Apple’s iPhones have always sold themselves, and that is especially true for the iPhone 6, which was hugely responsible for the company’s impressive Christmas quarter performance.

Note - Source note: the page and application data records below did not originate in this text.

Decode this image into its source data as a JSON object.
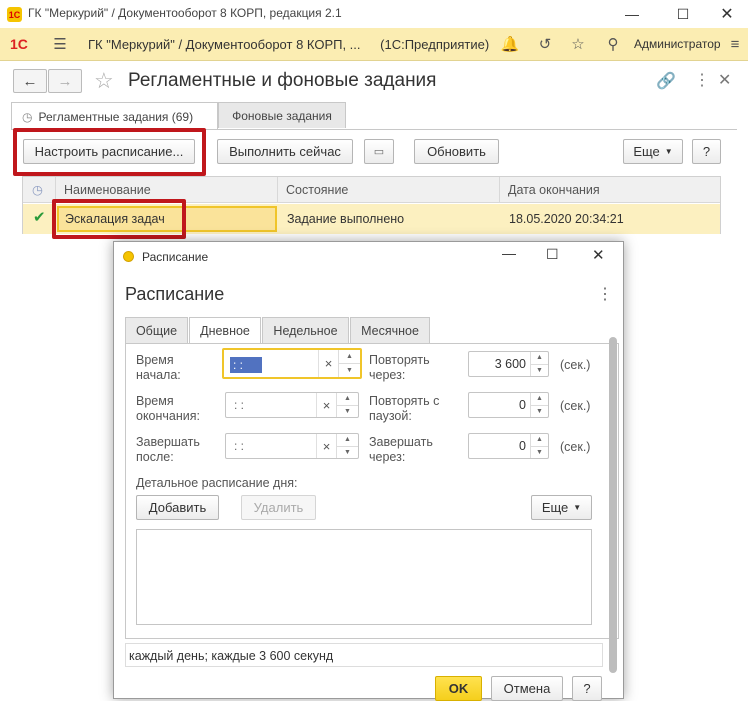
{
  "window": {
    "title": "ГК \"Меркурий\" / Документооборот 8 КОРП, редакция 2.1"
  },
  "appbar": {
    "title": "ГК \"Меркурий\" / Документооборот 8 КОРП, ...",
    "mode": "(1С:Предприятие)",
    "user": "Администратор",
    "logo": "1С"
  },
  "form": {
    "title": "Регламентные и фоновые задания"
  },
  "tabs": [
    {
      "label": "Регламентные задания (69)"
    },
    {
      "label": "Фоновые задания"
    }
  ],
  "toolbar": {
    "schedule": "Настроить расписание...",
    "run_now": "Выполнить сейчас",
    "refresh": "Обновить",
    "more": "Еще",
    "help": "?"
  },
  "table": {
    "headers": [
      "Наименование",
      "Состояние",
      "Дата окончания"
    ],
    "rows": [
      {
        "name": "Эскалация задач",
        "state": "Задание выполнено",
        "end": "18.05.2020 20:34:21"
      }
    ]
  },
  "dialog": {
    "title": "Расписание",
    "heading": "Расписание",
    "tabs": [
      "Общие",
      "Дневное",
      "Недельное",
      "Месячное"
    ],
    "start_label": "Время начала:",
    "end_label": "Время окончания:",
    "finish_label": "Завершать после:",
    "time_value": " :  :",
    "repeat_label": "Повторять через:",
    "repeat_value": "3 600",
    "pause_label": "Повторять с паузой:",
    "pause_value": "0",
    "finish_in_label": "Завершать через:",
    "finish_in_value": "0",
    "unit": "(сек.)",
    "detail_label": "Детальное расписание дня:",
    "add": "Добавить",
    "delete": "Удалить",
    "more": "Еще",
    "summary": "каждый день; каждые 3 600 секунд",
    "ok": "OK",
    "cancel": "Отмена",
    "help": "?"
  }
}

And as though the iPhone didn’t need any additional promotion, Apple has sneakily started adding certain software features in iOS 8 that have convinced third parties to start promoting the iPhone 6 themselves.

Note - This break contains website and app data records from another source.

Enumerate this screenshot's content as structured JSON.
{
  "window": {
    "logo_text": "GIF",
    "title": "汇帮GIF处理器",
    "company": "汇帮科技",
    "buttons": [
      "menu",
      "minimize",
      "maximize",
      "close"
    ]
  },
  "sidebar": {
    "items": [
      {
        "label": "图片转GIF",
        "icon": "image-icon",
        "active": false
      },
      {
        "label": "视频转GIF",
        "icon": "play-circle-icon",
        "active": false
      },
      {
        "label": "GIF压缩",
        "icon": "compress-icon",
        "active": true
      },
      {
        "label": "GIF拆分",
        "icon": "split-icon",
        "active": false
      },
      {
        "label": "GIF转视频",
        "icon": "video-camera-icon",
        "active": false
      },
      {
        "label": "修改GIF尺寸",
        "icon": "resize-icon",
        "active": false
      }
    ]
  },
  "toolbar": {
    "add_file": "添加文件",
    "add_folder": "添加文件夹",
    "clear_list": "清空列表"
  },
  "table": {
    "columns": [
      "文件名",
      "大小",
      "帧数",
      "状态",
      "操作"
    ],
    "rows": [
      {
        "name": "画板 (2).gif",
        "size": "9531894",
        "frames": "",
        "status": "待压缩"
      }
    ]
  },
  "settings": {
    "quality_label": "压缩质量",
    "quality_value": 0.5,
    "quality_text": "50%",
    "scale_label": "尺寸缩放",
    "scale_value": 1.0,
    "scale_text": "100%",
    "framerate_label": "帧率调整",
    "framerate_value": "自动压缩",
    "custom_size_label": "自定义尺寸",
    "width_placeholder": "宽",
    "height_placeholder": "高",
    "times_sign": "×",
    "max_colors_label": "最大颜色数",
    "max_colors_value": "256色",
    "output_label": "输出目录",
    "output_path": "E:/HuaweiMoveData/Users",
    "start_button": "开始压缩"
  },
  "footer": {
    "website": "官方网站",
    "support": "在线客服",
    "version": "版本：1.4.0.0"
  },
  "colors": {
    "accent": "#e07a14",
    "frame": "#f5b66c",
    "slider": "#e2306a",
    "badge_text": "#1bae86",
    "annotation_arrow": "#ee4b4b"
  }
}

The most obvious one is Apple Pay, exclusively available on the iPhone 6 and iPhone 6 Plus (and soon on the Apple Watch), which is also supported by an increasing number of financial institutions and banks that advertise the payments feature on their own while simultaneously explaining that it can only be used on those devices.

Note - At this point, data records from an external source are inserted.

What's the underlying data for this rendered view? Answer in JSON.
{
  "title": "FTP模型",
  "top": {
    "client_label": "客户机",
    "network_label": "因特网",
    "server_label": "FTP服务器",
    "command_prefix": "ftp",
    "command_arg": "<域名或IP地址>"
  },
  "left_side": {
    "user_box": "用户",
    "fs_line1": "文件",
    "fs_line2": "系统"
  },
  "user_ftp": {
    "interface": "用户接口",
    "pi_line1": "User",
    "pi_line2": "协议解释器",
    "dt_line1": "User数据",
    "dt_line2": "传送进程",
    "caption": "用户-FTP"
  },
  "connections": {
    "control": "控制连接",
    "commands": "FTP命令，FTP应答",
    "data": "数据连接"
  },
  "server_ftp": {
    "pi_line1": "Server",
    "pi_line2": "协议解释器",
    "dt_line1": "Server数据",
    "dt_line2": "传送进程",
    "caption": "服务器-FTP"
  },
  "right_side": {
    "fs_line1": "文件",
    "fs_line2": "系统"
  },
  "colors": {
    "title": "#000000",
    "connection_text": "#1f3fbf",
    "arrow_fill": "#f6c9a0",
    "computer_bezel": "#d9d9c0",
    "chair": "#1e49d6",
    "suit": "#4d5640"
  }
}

But Apple’s Health app and the HealthKit developer SDK might also prove to be an effective marketing tool for the company, as certain healthcare institutions might soon encourage patients to use Apple devices including newer iPhones and the upcoming Apple Watch to monitor certain health-related aspects of their lives.
Talking to 23 top hospitals in the U.S., Reuters has learned that no less than 14 of them have already deployed pilot programs testing Apple’s HealthKit service or are in talks to do so. Thus, Apple appears to have taken an early lead when it comes to the use of new tech for health care purposes.
The pilot programs should help physicians remotely keep an eye on patients with certain chronic conditions such as diabetes and hypertension, interpret early signs and intervene before a health problem becomes acute.
The publication mentions that Apple rivals including Samsung and Google are yet to start testing out such health programs in hospitals, as they have just started talks with top hospitals in the country.
On the other hand, even though HealthKit trials are underway, Reuters has learned that many hospitals are also interested in Google’s Fit service since so many people already own Android smartphones.
One other advantage Apple is perceived to have over others is that its HealthKit tool might be used to interface with the plethora of health and fitness monitoring devices that are used by patients — though that means buyers would need to purchase an iOS device capable of recording data in the Health app that’s only available in iOS 8.
“Can I interface to every possible device that every patient uses? No. But Apple can,” chief information officer of Beth Israel Deaconess Medical Center and Harvard Medical School John Halamka explained. Halamka also revealed that many of the 250,000 patients in his system use many devices, including Jawbone Up, to monitor health data.